Any image found in the entries is to be skipped; the rest is returned word for word.

Component data from apps and pages
%%

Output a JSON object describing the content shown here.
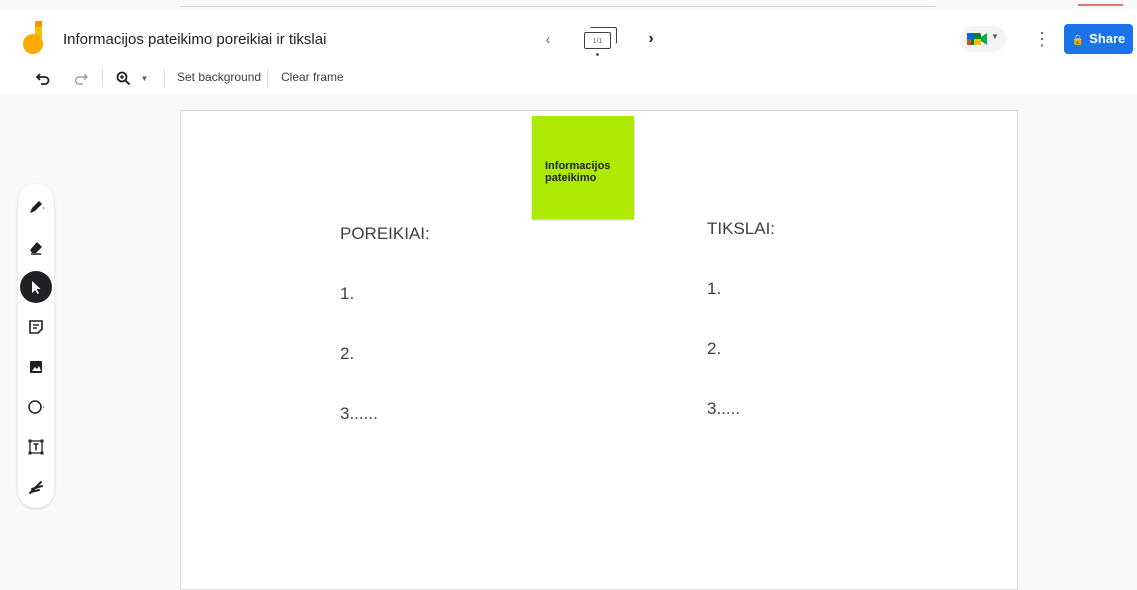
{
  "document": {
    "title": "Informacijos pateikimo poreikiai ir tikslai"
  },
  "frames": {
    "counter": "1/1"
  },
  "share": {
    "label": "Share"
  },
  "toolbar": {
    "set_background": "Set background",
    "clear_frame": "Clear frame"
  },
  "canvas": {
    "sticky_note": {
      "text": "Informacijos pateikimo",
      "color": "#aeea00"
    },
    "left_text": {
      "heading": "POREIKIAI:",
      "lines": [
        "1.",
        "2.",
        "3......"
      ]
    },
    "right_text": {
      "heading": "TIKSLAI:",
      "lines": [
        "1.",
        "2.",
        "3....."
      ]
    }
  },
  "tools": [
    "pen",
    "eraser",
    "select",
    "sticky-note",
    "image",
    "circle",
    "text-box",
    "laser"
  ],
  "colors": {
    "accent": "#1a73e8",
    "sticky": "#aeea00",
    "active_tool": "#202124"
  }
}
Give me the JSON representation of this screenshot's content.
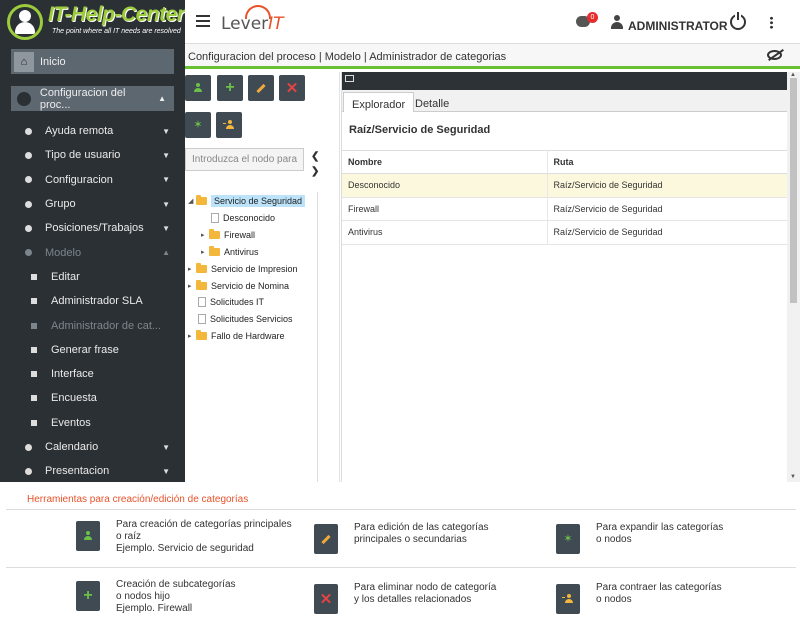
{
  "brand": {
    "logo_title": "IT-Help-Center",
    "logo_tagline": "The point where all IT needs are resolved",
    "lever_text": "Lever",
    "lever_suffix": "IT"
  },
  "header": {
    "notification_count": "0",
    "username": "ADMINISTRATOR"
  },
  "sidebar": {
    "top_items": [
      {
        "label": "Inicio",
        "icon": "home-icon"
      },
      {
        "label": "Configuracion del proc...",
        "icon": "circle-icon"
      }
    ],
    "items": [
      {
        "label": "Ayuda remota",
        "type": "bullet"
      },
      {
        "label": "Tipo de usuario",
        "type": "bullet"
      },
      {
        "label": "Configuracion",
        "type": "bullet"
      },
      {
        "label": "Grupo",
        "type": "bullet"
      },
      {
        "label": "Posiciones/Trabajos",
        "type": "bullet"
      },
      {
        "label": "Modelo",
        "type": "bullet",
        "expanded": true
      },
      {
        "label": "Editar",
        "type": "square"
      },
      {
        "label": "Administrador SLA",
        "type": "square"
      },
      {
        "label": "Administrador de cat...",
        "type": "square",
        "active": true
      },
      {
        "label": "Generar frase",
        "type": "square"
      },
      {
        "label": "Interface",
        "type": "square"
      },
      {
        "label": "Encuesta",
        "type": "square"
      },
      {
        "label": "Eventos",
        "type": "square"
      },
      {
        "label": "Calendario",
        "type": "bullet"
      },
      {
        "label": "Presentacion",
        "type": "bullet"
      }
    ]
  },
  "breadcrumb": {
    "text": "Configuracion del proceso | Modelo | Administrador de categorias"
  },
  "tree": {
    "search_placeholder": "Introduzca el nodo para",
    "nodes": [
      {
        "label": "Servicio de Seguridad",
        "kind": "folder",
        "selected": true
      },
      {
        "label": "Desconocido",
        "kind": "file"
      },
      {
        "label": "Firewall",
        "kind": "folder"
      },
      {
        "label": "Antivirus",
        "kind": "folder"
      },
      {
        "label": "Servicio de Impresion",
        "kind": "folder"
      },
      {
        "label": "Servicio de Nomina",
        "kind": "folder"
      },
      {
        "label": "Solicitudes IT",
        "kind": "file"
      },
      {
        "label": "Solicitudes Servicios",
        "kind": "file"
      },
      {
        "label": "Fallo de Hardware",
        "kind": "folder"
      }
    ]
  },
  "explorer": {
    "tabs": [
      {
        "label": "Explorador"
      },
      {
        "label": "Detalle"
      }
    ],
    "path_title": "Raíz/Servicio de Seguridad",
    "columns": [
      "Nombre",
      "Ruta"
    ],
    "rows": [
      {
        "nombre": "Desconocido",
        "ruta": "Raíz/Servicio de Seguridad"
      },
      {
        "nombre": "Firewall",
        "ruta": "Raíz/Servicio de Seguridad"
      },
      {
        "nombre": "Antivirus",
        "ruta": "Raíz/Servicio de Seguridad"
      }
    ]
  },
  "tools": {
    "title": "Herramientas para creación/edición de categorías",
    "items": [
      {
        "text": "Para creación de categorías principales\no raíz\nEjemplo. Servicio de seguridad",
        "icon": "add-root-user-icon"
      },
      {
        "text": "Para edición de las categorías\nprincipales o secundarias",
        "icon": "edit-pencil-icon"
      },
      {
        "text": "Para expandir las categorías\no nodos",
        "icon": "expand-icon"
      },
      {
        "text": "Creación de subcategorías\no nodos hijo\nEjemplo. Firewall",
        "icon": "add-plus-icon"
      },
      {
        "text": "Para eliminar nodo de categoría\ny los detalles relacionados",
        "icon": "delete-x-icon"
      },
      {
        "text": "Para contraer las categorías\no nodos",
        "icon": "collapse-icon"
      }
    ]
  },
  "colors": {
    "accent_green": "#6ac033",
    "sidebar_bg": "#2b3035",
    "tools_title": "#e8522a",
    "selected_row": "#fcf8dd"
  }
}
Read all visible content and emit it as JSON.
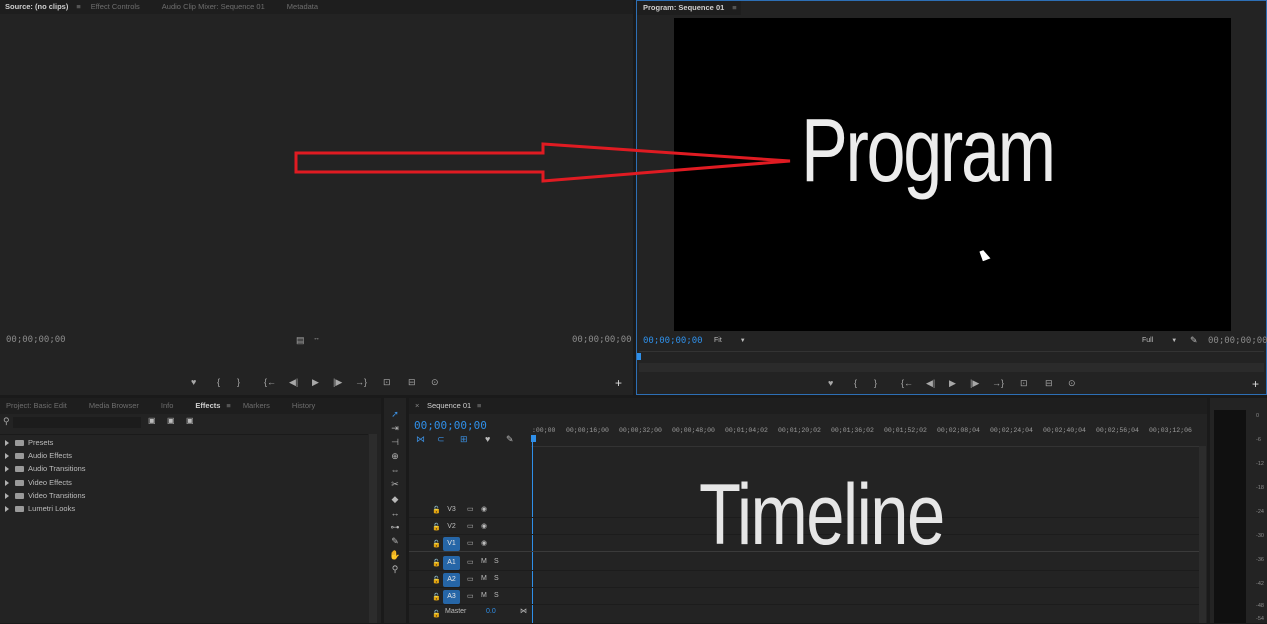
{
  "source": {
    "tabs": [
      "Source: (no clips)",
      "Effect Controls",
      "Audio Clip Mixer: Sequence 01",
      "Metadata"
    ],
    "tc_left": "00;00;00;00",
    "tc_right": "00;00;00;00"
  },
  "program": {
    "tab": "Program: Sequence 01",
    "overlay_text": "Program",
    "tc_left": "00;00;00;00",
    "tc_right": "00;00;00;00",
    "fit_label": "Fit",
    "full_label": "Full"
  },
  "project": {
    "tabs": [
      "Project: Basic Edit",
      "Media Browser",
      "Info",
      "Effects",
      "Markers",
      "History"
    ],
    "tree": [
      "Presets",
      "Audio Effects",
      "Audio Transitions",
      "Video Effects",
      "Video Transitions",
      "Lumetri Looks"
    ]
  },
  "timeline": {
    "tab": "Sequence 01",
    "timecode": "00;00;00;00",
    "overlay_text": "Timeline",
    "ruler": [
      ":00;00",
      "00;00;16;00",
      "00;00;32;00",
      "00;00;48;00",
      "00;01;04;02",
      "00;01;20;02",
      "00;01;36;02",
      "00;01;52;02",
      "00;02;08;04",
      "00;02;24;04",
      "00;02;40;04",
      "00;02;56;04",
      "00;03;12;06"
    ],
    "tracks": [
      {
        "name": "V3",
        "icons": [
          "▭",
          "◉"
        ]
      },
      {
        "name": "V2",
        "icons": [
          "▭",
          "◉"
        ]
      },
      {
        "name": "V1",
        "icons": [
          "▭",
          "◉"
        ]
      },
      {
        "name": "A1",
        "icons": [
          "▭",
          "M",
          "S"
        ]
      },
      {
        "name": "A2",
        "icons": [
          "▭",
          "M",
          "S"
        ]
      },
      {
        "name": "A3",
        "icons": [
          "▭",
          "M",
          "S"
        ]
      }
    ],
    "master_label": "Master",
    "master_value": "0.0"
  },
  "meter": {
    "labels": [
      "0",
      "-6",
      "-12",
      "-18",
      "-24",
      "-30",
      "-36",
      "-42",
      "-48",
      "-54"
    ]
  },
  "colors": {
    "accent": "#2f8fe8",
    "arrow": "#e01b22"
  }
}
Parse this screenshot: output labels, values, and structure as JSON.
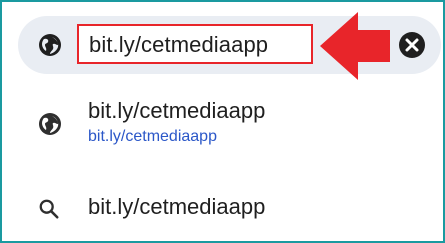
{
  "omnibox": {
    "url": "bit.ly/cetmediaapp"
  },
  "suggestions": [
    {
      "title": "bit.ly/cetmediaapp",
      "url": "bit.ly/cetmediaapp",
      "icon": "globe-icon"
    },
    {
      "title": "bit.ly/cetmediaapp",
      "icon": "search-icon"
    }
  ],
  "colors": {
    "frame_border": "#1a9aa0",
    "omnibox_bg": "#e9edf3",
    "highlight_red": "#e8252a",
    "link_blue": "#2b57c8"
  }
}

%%

Task output:
Output a JSON object describing the content shown here.
{
  "document": {
    "title": "Informacijos pateikimo poreikiai ir tikslai"
  },
  "frames": {
    "counter": "1/1"
  },
  "share": {
    "label": "Share"
  },
  "toolbar": {
    "set_background": "Set background",
    "clear_frame": "Clear frame"
  },
  "canvas": {
    "sticky_note": {
      "text": "Informacijos pateikimo",
      "color": "#aeea00"
    },
    "left_text": {
      "heading": "POREIKIAI:",
      "lines": [
        "1.",
        "2.",
        "3......"
      ]
    },
    "right_text": {
      "heading": "TIKSLAI:",
      "lines": [
        "1.",
        "2.",
        "3....."
      ]
    }
  },
  "tools": [
    "pen",
    "eraser",
    "select",
    "sticky-note",
    "image",
    "circle",
    "text-box",
    "laser"
  ],
  "colors": {
    "accent": "#1a73e8",
    "sticky": "#aeea00",
    "active_tool": "#202124"
  }
}
Give me the JSON representation of this screenshot's content.
{
  "brand": {
    "logo_title": "IT-Help-Center",
    "logo_tagline": "The point where all IT needs are resolved",
    "lever_text": "Lever",
    "lever_suffix": "IT"
  },
  "header": {
    "notification_count": "0",
    "username": "ADMINISTRATOR"
  },
  "sidebar": {
    "top_items": [
      {
        "label": "Inicio",
        "icon": "home-icon"
      },
      {
        "label": "Configuracion del proc...",
        "icon": "circle-icon"
      }
    ],
    "items": [
      {
        "label": "Ayuda remota",
        "type": "bullet"
      },
      {
        "label": "Tipo de usuario",
        "type": "bullet"
      },
      {
        "label": "Configuracion",
        "type": "bullet"
      },
      {
        "label": "Grupo",
        "type": "bullet"
      },
      {
        "label": "Posiciones/Trabajos",
        "type": "bullet"
      },
      {
        "label": "Modelo",
        "type": "bullet",
        "expanded": true
      },
      {
        "label": "Editar",
        "type": "square"
      },
      {
        "label": "Administrador SLA",
        "type": "square"
      },
      {
        "label": "Administrador de cat...",
        "type": "square",
        "active": true
      },
      {
        "label": "Generar frase",
        "type": "square"
      },
      {
        "label": "Interface",
        "type": "square"
      },
      {
        "label": "Encuesta",
        "type": "square"
      },
      {
        "label": "Eventos",
        "type": "square"
      },
      {
        "label": "Calendario",
        "type": "bullet"
      },
      {
        "label": "Presentacion",
        "type": "bullet"
      }
    ]
  },
  "breadcrumb": {
    "text": "Configuracion del proceso | Modelo | Administrador de categorias"
  },
  "tree": {
    "search_placeholder": "Introduzca el nodo para",
    "nodes": [
      {
        "label": "Servicio de Seguridad",
        "kind": "folder",
        "selected": true
      },
      {
        "label": "Desconocido",
        "kind": "file"
      },
      {
        "label": "Firewall",
        "kind": "folder"
      },
      {
        "label": "Antivirus",
        "kind": "folder"
      },
      {
        "label": "Servicio de Impresion",
        "kind": "folder"
      },
      {
        "label": "Servicio de Nomina",
        "kind": "folder"
      },
      {
        "label": "Solicitudes IT",
        "kind": "file"
      },
      {
        "label": "Solicitudes Servicios",
        "kind": "file"
      },
      {
        "label": "Fallo de Hardware",
        "kind": "folder"
      }
    ]
  },
  "explorer": {
    "tabs": [
      {
        "label": "Explorador"
      },
      {
        "label": "Detalle"
      }
    ],
    "path_title": "Raíz/Servicio de Seguridad",
    "columns": [
      "Nombre",
      "Ruta"
    ],
    "rows": [
      {
        "nombre": "Desconocido",
        "ruta": "Raíz/Servicio de Seguridad"
      },
      {
        "nombre": "Firewall",
        "ruta": "Raíz/Servicio de Seguridad"
      },
      {
        "nombre": "Antivirus",
        "ruta": "Raíz/Servicio de Seguridad"
      }
    ]
  },
  "tools": {
    "title": "Herramientas para creación/edición de categorías",
    "items": [
      {
        "text": "Para creación de categorías principales\no raíz\nEjemplo. Servicio de seguridad",
        "icon": "add-root-user-icon"
      },
      {
        "text": "Para edición de las categorías\nprincipales o secundarias",
        "icon": "edit-pencil-icon"
      },
      {
        "text": "Para expandir las categorías\no nodos",
        "icon": "expand-icon"
      },
      {
        "text": "Creación de subcategorías\no nodos hijo\nEjemplo. Firewall",
        "icon": "add-plus-icon"
      },
      {
        "text": "Para eliminar nodo de categoría\ny los detalles relacionados",
        "icon": "delete-x-icon"
      },
      {
        "text": "Para contraer las categorías\no nodos",
        "icon": "collapse-icon"
      }
    ]
  },
  "colors": {
    "accent_green": "#6ac033",
    "sidebar_bg": "#2b3035",
    "tools_title": "#e8522a",
    "selected_row": "#fcf8dd"
  }
}
Read all visible content and emit it as JSON.
{
  "source": {
    "tabs": [
      "Source: (no clips)",
      "Effect Controls",
      "Audio Clip Mixer: Sequence 01",
      "Metadata"
    ],
    "tc_left": "00;00;00;00",
    "tc_right": "00;00;00;00"
  },
  "program": {
    "tab": "Program: Sequence 01",
    "overlay_text": "Program",
    "tc_left": "00;00;00;00",
    "tc_right": "00;00;00;00",
    "fit_label": "Fit",
    "full_label": "Full"
  },
  "project": {
    "tabs": [
      "Project: Basic Edit",
      "Media Browser",
      "Info",
      "Effects",
      "Markers",
      "History"
    ],
    "tree": [
      "Presets",
      "Audio Effects",
      "Audio Transitions",
      "Video Effects",
      "Video Transitions",
      "Lumetri Looks"
    ]
  },
  "timeline": {
    "tab": "Sequence 01",
    "timecode": "00;00;00;00",
    "overlay_text": "Timeline",
    "ruler": [
      ":00;00",
      "00;00;16;00",
      "00;00;32;00",
      "00;00;48;00",
      "00;01;04;02",
      "00;01;20;02",
      "00;01;36;02",
      "00;01;52;02",
      "00;02;08;04",
      "00;02;24;04",
      "00;02;40;04",
      "00;02;56;04",
      "00;03;12;06"
    ],
    "tracks": [
      {
        "name": "V3",
        "icons": [
          "▭",
          "◉"
        ]
      },
      {
        "name": "V2",
        "icons": [
          "▭",
          "◉"
        ]
      },
      {
        "name": "V1",
        "icons": [
          "▭",
          "◉"
        ]
      },
      {
        "name": "A1",
        "icons": [
          "▭",
          "M",
          "S"
        ]
      },
      {
        "name": "A2",
        "icons": [
          "▭",
          "M",
          "S"
        ]
      },
      {
        "name": "A3",
        "icons": [
          "▭",
          "M",
          "S"
        ]
      }
    ],
    "master_label": "Master",
    "master_value": "0.0"
  },
  "meter": {
    "labels": [
      "0",
      "-6",
      "-12",
      "-18",
      "-24",
      "-30",
      "-36",
      "-42",
      "-48",
      "-54"
    ]
  },
  "colors": {
    "accent": "#2f8fe8",
    "arrow": "#e01b22"
  }
}
Parse this screenshot: output labels, values, and structure as JSON.
{
  "omnibox": {
    "url": "bit.ly/cetmediaapp"
  },
  "suggestions": [
    {
      "title": "bit.ly/cetmediaapp",
      "url": "bit.ly/cetmediaapp",
      "icon": "globe-icon"
    },
    {
      "title": "bit.ly/cetmediaapp",
      "icon": "search-icon"
    }
  ],
  "colors": {
    "frame_border": "#1a9aa0",
    "omnibox_bg": "#e9edf3",
    "highlight_red": "#e8252a",
    "link_blue": "#2b57c8"
  }
}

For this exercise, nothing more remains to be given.